Brooke Henderson Ready for a Major Return at Sahalee in 2024
When Brooke Henderson captured the 2016 KPMG Women’s PGA Championship for her first major title, the 18-year-old got asked to hold the trophy in a certain way by a journalist from north of the border – an iconic pose that almost every Canadian knows.
“Over your head! Like the Stanley Cup!”
Henderson, who defeated then-world No.1 Lydia Ko in a playoff after both golfers finished at 6 under for the week, dutifully lifted the KPMG Women’s PGA Championship trophy in celebration that Sunday.
And she cannot wait for the Championship’s return to Sahalee Country Club in 2024 to hopefully recreate some more magic.
“I’m so excited the event is going back to Sahalee. That was honestly the perfect week,” said Henderson. “Back in 2016 to win my first major in a playoff against the world No.1 and hoist my first major championship trophy on that amazing golf course that was so tough… to go out there at 6 under and winning it was amazing and I’m excited to have the opportunity to do it again.”
Sahalee, which hosted the 1998 PGA Championship (won by Vijay Singh), has constantly been ranked as one of the top courses in the United States. It will slide into the KPMG Women’s PGA Championship schedule after the 2023 edition at the iconic Baltusrol Golf Club and prior to the debut of the Championship at the new PGA Frisco in 2025.
The club, which was designed by Ted Robinson in 1969 and renovated by Reese Jones in 1996, has 27 holes of championship golf. The South and North nines will once again be utilized for the KPMG Women’s PGA Championship.
Sahalee Country Club takes its name after the Chinook phrase, “High Heavenly Ground” and is carved out of tall Cedar and Douglas Fir native to the Pacific Northwest.
Henderson said at the beginning of the week in 2016 she was speaking in the tournament’s dining area with a few caddies, and everyone was wondering what it was going to take to win that week. They were unsure if anyone would finish under par.
“It is so tight,” said Henderson with a laugh. “It’s tree-lined and number-one: you have to hit fairways there. It’s a must.
“It takes everything you have physically and mentally. It’s going to test every player in every way, and I think that’s what you want at a major championship. It was a dream week in 2016 and I’m looking forward to the opportunity to be back there and hopefully do something similar.”
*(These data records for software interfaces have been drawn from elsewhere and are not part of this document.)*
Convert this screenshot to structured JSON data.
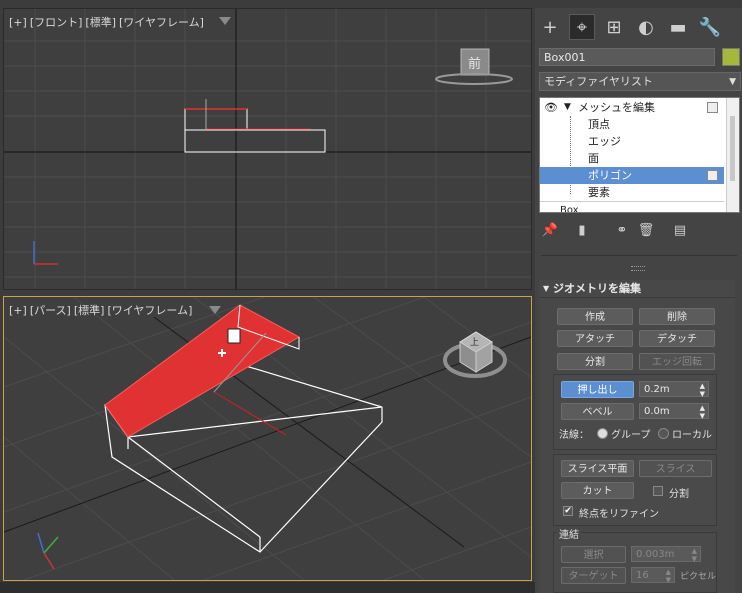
{
  "viewports": {
    "front": {
      "plus": "[+]",
      "name": "[フロント]",
      "shading": "[標準]",
      "mode": "[ワイヤフレーム]",
      "cube_label": "前"
    },
    "persp": {
      "plus": "[+]",
      "name": "[パース]",
      "shading": "[標準]",
      "mode": "[ワイヤフレーム]",
      "cube_label": "上"
    }
  },
  "command_panel": {
    "tabs": [
      {
        "icon": "create-plus-icon",
        "glyph": "+"
      },
      {
        "icon": "modify-icon",
        "glyph": "⌖"
      },
      {
        "icon": "hierarchy-icon",
        "glyph": "⊞"
      },
      {
        "icon": "motion-icon",
        "glyph": "◐"
      },
      {
        "icon": "display-icon",
        "glyph": "▬"
      },
      {
        "icon": "utilities-icon",
        "glyph": "🔧"
      }
    ],
    "object_name": "Box001",
    "object_color": "#a6b83a",
    "modifier_list": "モディファイヤリスト",
    "stack": {
      "modifier": "メッシュを編集",
      "subobjects": [
        "頂点",
        "エッジ",
        "面",
        "ポリゴン",
        "要素"
      ],
      "selected": "ポリゴン",
      "base": "Box"
    }
  },
  "edit_geometry": {
    "title": "ジオメトリを編集",
    "create": "作成",
    "delete": "削除",
    "attach": "アタッチ",
    "detach": "デタッチ",
    "divide": "分割",
    "turn_edge": "エッジ回転",
    "extrude": "押し出し",
    "extrude_value": "0.2m",
    "bevel": "ベベル",
    "bevel_value": "0.0m",
    "normal_label": "法線：",
    "group": "グループ",
    "local": "ローカル",
    "slice_plane": "スライス平面",
    "slice": "スライス",
    "cut": "カット",
    "split": "分割",
    "refine_ends": "終点をリファイン",
    "weld_title": "連結",
    "weld_selected": "選択",
    "weld_selected_value": "0.003m",
    "weld_target": "ターゲット",
    "weld_target_value": "16",
    "pixels": "ピクセル"
  }
}
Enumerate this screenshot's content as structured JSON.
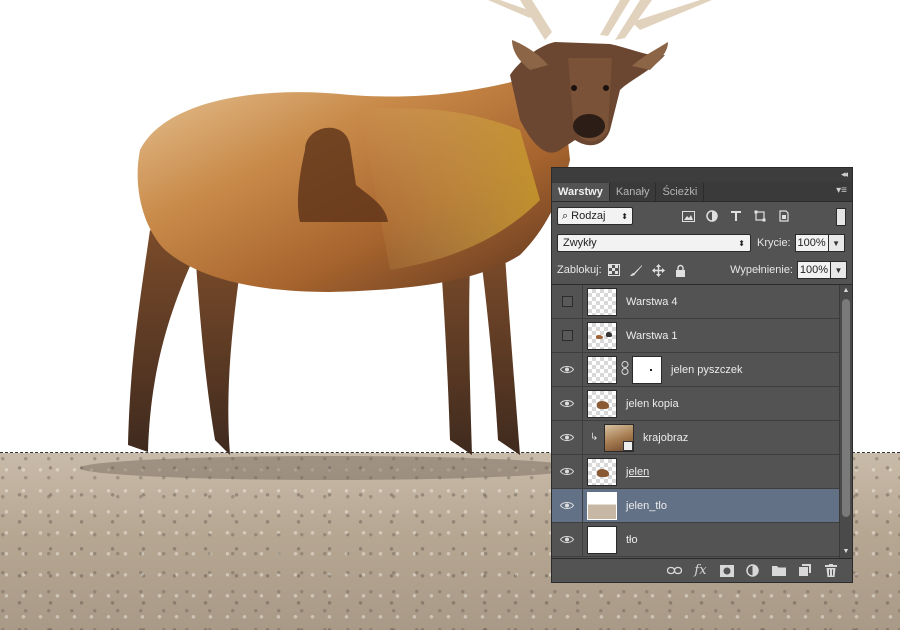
{
  "panel": {
    "tabs": [
      {
        "label": "Warstwy",
        "active": true
      },
      {
        "label": "Kanały",
        "active": false
      },
      {
        "label": "Ścieżki",
        "active": false
      }
    ],
    "filter": {
      "value": "Rodzaj"
    },
    "blend_mode": "Zwykły",
    "opacity": {
      "label": "Krycie:",
      "value": "100%"
    },
    "lock_label": "Zablokuj:",
    "fill": {
      "label": "Wypełnienie:",
      "value": "100%"
    },
    "layers": [
      {
        "name": "Warstwa 4",
        "visible": false,
        "selected": false
      },
      {
        "name": "Warstwa 1",
        "visible": false,
        "selected": false
      },
      {
        "name": "jelen pyszczek",
        "visible": true,
        "selected": false,
        "has_mask": true
      },
      {
        "name": "jelen kopia",
        "visible": true,
        "selected": false
      },
      {
        "name": "krajobraz",
        "visible": true,
        "selected": false,
        "clipped": true
      },
      {
        "name": "jelen",
        "visible": true,
        "selected": false
      },
      {
        "name": "jelen_tlo",
        "visible": true,
        "selected": true
      },
      {
        "name": "tło",
        "visible": true,
        "selected": false
      }
    ]
  },
  "colors": {
    "panel_bg": "#535353",
    "selected_row": "#637187",
    "tab_bar": "#3a3a3a"
  }
}
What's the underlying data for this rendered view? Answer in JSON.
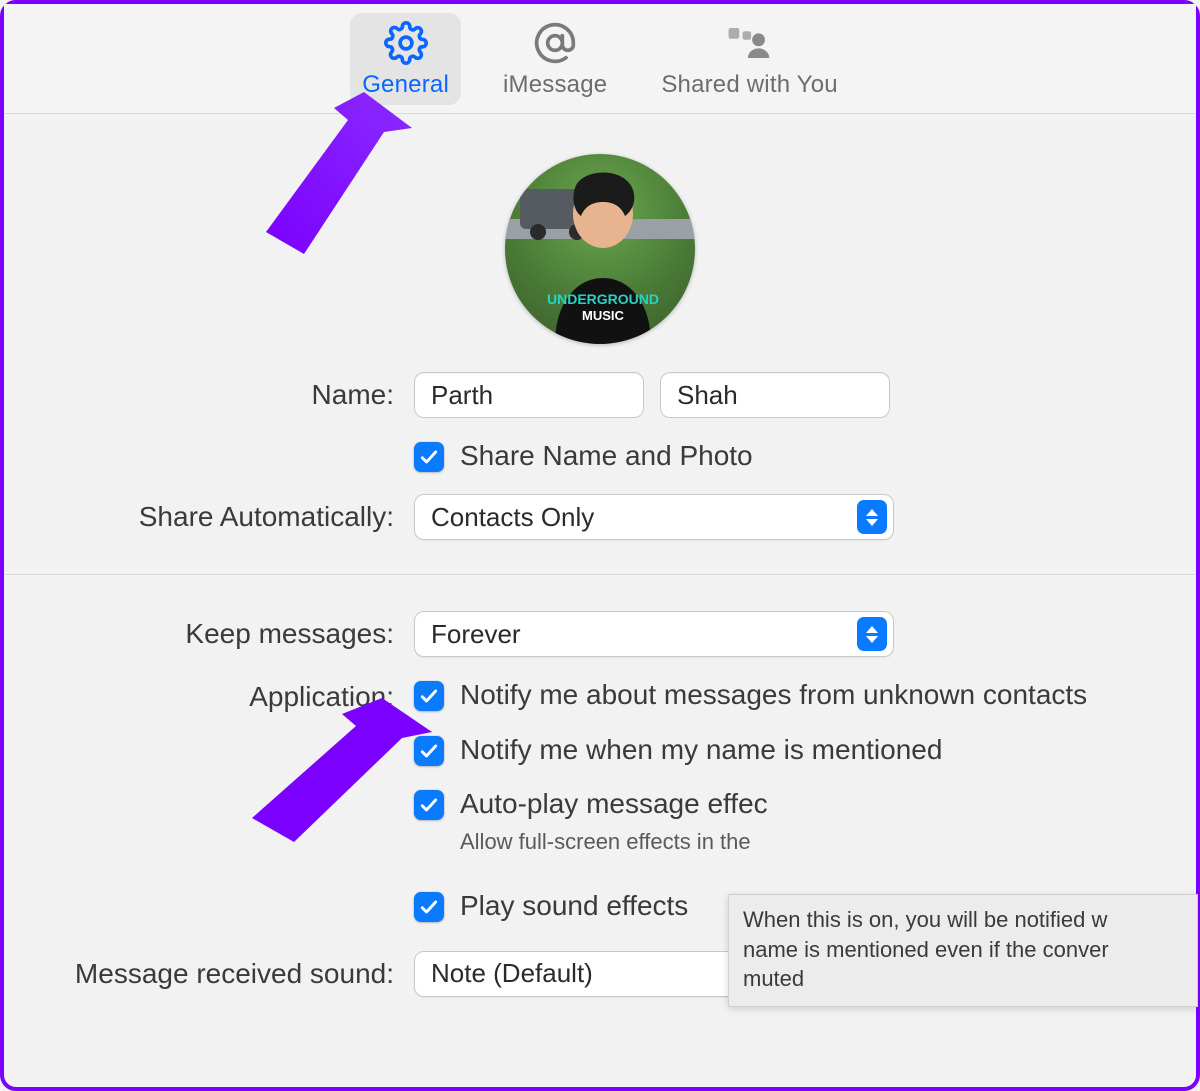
{
  "colors": {
    "accent": "#0a7aff",
    "annotation": "#7b00ff"
  },
  "tabs": {
    "general": "General",
    "imessage": "iMessage",
    "shared": "Shared with You",
    "active": "general"
  },
  "name": {
    "label": "Name:",
    "first": "Parth",
    "last": "Shah"
  },
  "share_name_photo": {
    "checked": true,
    "label": "Share Name and Photo"
  },
  "share_automatically": {
    "label": "Share Automatically:",
    "value": "Contacts Only"
  },
  "keep_messages": {
    "label": "Keep messages:",
    "value": "Forever"
  },
  "application": {
    "label": "Application:",
    "options": [
      {
        "checked": true,
        "label": "Notify me about messages from unknown contacts"
      },
      {
        "checked": true,
        "label": "Notify me when my name is mentioned"
      },
      {
        "checked": true,
        "label": "Auto-play message effec",
        "help": "Allow full-screen effects in the"
      },
      {
        "checked": true,
        "label": "Play sound effects"
      }
    ]
  },
  "message_received_sound": {
    "label": "Message received sound:",
    "value": "Note (Default)"
  },
  "tooltip": {
    "line1": "When this is on, you will be notified w",
    "line2": "name is mentioned even if the conver",
    "line3": "muted"
  }
}
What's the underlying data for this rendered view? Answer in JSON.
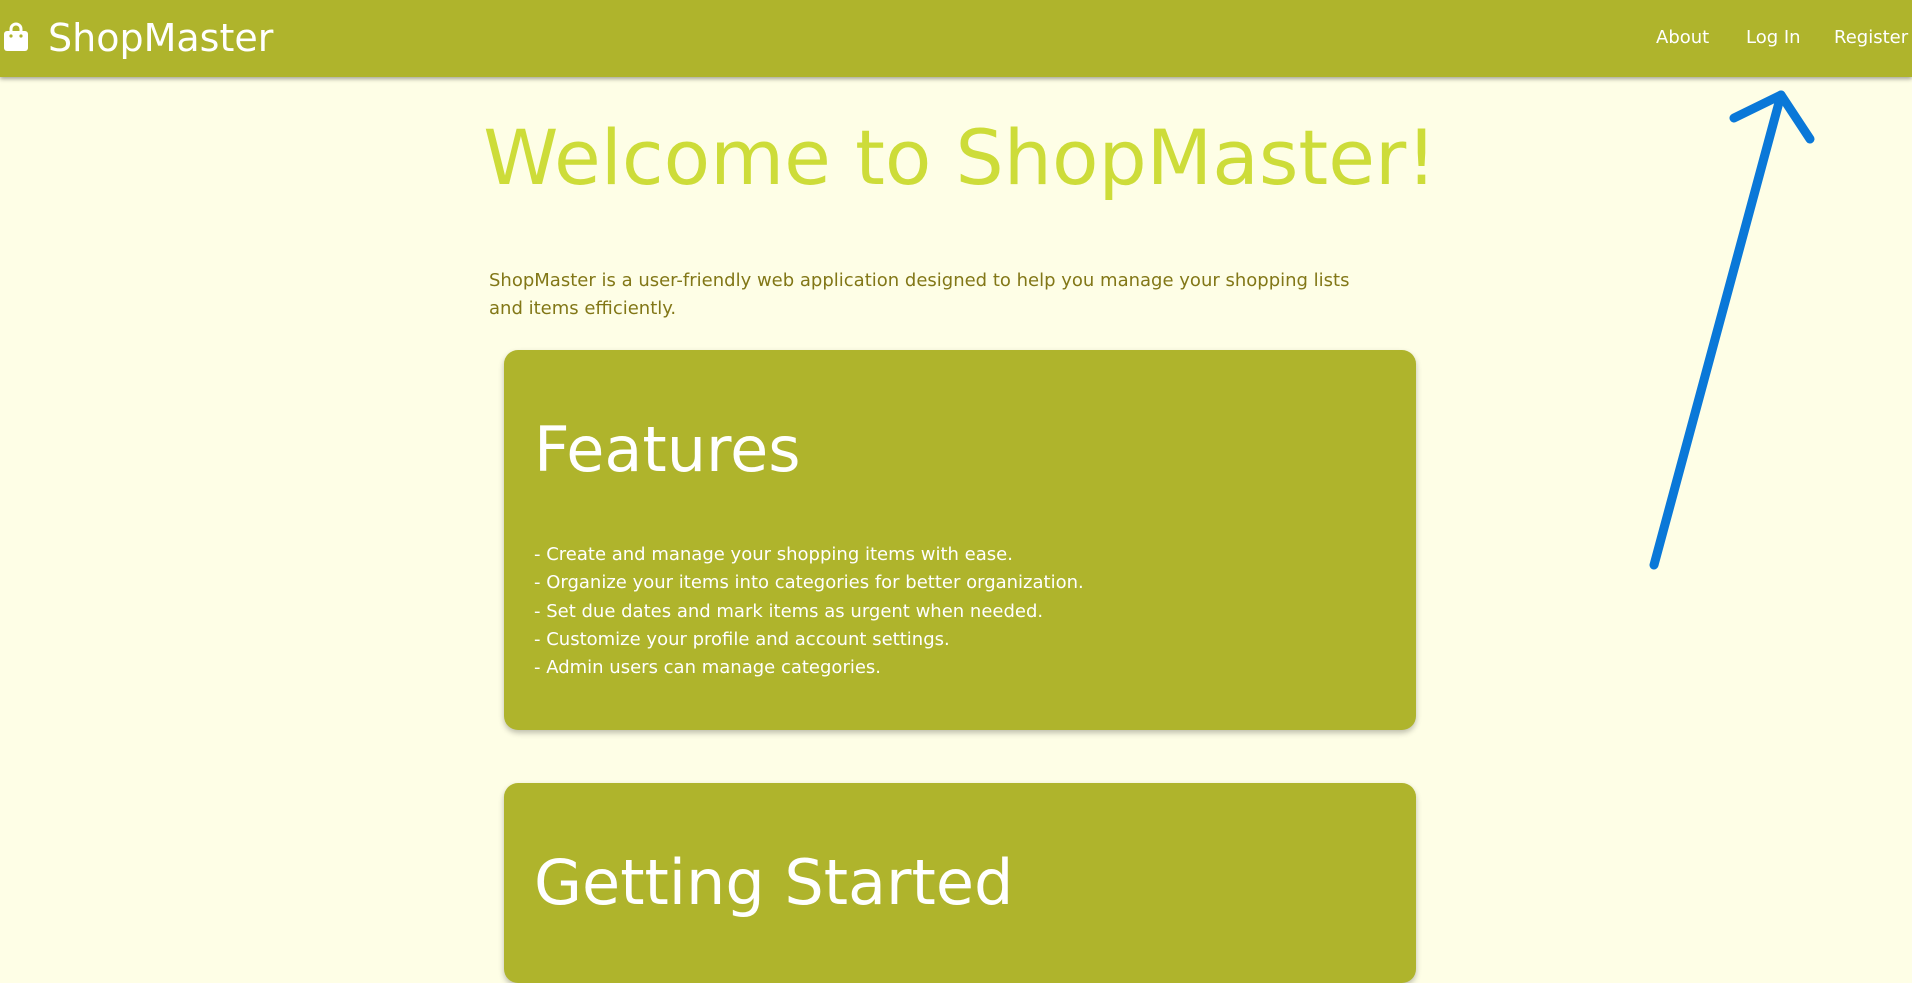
{
  "navbar": {
    "brand": "ShopMaster",
    "brand_icon": "shopping-bag-icon",
    "links": {
      "about": "About",
      "login": "Log In",
      "register": "Register"
    }
  },
  "hero": {
    "title": "Welcome to ShopMaster!",
    "intro": "ShopMaster is a user-friendly web application designed to help you manage your shopping lists and items efficiently."
  },
  "features": {
    "title": "Features",
    "items": [
      "- Create and manage your shopping items with ease.",
      "- Organize your items into categories for better organization.",
      "- Set due dates and mark items as urgent when needed.",
      "- Customize your profile and account settings.",
      "- Admin users can manage categories."
    ]
  },
  "getting_started": {
    "title": "Getting Started"
  },
  "colors": {
    "navbar": "#afb42c",
    "background": "#fefee6",
    "hero_title": "#cddc39",
    "intro_text": "#827717",
    "card": "#afb42c",
    "annotation_arrow": "#0a78d8"
  },
  "annotation": {
    "type": "arrow",
    "points_to": "nav-login-link"
  }
}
Henderson held the first-round lead after a 4-under 67 – a round that included a car-winning ace on the par-3 13th (a 7-iron from 152 yards). Despite a 2-over 73 in the second round, she was tied for the lead heading into the weekend. The Canadian shot another 73 on Saturday to drop into a tie for fourth, but she was only two shots back for Sunday’s finale.
That’s when Henderson stepped on the gas.
She fired a tidy 6-under 65, highlighted by an eagle on the par-5 11th, in the final round (the round of the tournament) and finished tied with Lydia Ko through 72 holes. Ko shot a final-round 67.
The playoff lasted just one hole as Ko’s birdie try from about 20 feet missed left, while Henderson’s birdie from about three feet found the bottom of the cup.
Since that major triumph Henderson has gone on to win 10 more times on the LPGA Tour, including the Amundi Evian Championship this past summer, and is the winningest Canadian of all time on either the LPGA or PGA Tour.
Iconic venues have become the norm for the KPMG Women’s PGA Championship and Henderson said it “means a lot” to continue to have this Championship contested at such big-time courses.
“Especially Sahalee – it will always have a special place in my heart. Those memories from 2016 will never be forgotten,” said Henderson. “To be able to go back there and play will be awesome. Hopefully it will be another dream week.”